Robert B. Darnell, M.D., Ph.D.
Robert and Harriet Heilbrunn Professor
Investigator, Howard Hughes Medical Institute
Senior Attending Physician
RNA is the driving force of biological complexity, determining which genes any given cell expresses at specific times and under specific circumstances. Darnell developed high-throughput sequencing and crosslinking methods to investigate how RNA binding proteins (RBPs) modulate gene expression. He discovered neuron-specific RNA-binding proteins in the mammalian brain, and studies their link to intellectual function and human disease.
Darnell’s interest in RNA and RNA-binding proteins arose from studies of paraneoplastic neurologic disorders (PNDs), a group of rare conditions that affect the nervous system in people with certain tumors. These disorders are thought to arise when tumors make proteins normally unique to the brain, triggering an immune response that thwarts the cancer but also causes collateral damage to the nervous system.
Darnell’s lab discovered that neuron-specific proteins are targeted by the immune system in PNDs. The team found that the immune systems of PND patients kill tumor cells with what is essentially an antiviral response: CD8+ killer T cells that recognize the neuron-specific proteins. The lab also found that dying apoptotic tumor cells instigate this anti-tumor response and has worked on developing cancer vaccines that mimic this effect.
Subsequent studies in the Darnell lab explored why tumors induce the expression of neuron-specific proteins, and these proteins’ normal roles in neurons. This work led the lab to discover and explore the function of neuron-specific RNA-binding proteins in the mammalian brain, including the Nova and Hu (nElavl) PND targets. Additional studies led to the discovery of the function of the Nova-related RNA-binding protein FMRP, whose function is lost in fragile X syndrome, the most common inherited form of intellectual disability. The lab further expanded these investigations to include other RNA-binding proteins, such as Argonaute (Ago, which works with microRNAs to regulate messenger RNA), as well as Ptbp2, Mbln2, and Rbfox. Finally, the lab has expanded their work to consider RNA regulation over time, and apply this to the study of autoimmune disease (rheumatoid arthritis) and infectious disease (including COVID-19).

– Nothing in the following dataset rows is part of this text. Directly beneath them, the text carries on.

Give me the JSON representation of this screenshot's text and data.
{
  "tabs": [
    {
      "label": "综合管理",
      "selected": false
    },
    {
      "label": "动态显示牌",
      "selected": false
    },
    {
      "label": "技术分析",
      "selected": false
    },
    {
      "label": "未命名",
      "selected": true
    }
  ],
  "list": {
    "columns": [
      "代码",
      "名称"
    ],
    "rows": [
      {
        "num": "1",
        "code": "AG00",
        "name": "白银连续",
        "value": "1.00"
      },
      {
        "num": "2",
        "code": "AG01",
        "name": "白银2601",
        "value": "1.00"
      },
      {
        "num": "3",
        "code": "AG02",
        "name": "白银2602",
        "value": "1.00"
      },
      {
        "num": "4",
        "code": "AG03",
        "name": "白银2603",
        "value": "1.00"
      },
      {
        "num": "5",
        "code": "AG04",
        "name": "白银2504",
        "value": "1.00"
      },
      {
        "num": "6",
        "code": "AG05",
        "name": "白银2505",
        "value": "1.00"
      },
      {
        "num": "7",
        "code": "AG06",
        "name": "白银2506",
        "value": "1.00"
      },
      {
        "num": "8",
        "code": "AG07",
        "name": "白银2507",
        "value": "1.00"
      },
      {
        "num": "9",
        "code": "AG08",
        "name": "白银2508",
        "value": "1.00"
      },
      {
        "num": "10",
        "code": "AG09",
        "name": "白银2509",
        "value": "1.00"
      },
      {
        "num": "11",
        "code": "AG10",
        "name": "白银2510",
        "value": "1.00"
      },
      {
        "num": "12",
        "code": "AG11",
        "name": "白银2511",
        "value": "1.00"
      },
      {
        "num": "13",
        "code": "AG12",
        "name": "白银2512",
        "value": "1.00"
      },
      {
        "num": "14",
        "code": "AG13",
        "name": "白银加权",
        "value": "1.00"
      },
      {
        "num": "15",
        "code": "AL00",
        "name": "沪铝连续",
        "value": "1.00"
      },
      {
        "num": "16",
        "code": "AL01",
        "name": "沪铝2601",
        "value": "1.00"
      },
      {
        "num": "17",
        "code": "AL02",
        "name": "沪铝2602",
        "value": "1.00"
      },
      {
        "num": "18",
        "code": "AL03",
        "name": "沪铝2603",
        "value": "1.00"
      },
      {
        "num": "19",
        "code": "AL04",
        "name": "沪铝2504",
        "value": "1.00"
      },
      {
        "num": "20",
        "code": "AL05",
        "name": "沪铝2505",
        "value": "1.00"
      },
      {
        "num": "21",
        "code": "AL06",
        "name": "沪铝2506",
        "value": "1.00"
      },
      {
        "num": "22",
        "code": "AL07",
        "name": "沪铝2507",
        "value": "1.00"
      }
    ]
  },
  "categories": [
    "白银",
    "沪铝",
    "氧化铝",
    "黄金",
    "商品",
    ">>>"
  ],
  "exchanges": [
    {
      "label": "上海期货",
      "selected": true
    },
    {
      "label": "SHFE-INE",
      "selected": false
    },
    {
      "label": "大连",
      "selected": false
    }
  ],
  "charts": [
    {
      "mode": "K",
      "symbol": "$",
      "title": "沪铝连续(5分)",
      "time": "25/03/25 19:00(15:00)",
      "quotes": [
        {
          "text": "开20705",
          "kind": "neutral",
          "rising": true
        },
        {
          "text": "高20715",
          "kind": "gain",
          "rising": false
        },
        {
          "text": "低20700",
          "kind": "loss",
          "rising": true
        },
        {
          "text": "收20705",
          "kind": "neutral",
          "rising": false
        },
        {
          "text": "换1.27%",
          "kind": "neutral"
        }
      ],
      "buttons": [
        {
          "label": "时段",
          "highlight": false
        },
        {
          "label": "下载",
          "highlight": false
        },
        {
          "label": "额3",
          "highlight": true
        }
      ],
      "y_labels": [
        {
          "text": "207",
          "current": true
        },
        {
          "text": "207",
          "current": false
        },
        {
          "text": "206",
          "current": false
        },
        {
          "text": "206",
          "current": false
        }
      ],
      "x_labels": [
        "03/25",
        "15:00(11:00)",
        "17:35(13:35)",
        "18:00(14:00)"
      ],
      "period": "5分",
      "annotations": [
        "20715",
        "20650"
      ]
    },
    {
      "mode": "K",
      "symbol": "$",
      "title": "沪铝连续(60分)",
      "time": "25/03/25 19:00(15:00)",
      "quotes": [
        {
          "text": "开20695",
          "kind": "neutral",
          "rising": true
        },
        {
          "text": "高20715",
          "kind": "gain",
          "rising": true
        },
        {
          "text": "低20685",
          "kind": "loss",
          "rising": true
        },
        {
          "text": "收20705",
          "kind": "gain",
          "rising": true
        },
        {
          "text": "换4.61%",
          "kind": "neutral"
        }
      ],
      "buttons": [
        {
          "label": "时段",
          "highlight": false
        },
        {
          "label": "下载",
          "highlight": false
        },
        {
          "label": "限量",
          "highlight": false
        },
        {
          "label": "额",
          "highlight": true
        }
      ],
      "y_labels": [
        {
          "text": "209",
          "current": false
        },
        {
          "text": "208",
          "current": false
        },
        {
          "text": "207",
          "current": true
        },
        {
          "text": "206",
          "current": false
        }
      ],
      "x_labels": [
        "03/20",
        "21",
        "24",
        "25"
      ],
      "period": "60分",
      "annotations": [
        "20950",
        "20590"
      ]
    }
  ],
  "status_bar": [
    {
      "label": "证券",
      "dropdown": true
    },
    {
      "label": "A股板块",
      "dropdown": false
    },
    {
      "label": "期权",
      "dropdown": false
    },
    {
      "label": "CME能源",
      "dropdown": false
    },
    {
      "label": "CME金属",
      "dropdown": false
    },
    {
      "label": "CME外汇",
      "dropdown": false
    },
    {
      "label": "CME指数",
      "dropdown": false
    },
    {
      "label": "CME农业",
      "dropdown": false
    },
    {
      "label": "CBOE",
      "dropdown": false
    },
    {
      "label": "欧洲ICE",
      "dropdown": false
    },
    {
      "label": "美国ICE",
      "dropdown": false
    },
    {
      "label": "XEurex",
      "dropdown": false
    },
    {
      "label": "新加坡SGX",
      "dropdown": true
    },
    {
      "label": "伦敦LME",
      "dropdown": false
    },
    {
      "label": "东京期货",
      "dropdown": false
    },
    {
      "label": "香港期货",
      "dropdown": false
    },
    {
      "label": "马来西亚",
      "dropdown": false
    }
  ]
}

To understand these proteins’ functions in the brain, the lab developed a general and powerful method called cross-linking immunoprecipitation (CLIP), which allowed the team to create precise, genome-wide maps of protein binding sites on RNAs in living tissue. They used CLIP, together with the analysis of knockout mice and bioinformatic approaches, to discover that where a protein binds influences how messenger RNAs are altered through processes called alternative splicing and polyadenylation. Recent computational improvements in the analysis of CLIP maps have allowed single-nucleotide and single cell-type resolution of RNA regulatory sites in different neurons, and robust genome-wide predictions of combinatorial RNA regulation in the non-coding genome.
The lab has revealed how disruptions in RNA-protein interactions contribute to common neurologic disorders, such as that mediated by FMRP in autism spectrum disorders, by Ago in stroke and hepatitis infection, by nElavl in Alzheimer’s disease, and by Nova in axonal guidance and brain development. Studies with Nova and FMRP have led to insight into the balance of neuronal inhibition, excitation, and control of gene expression, leading to new approaches to study protein-synthesis dependent synaptic plasticity during neuronal excitation, and to apply these findings to the study of neurodegenerative disorders such as Parkinson’s disease, epilepsy, and autism.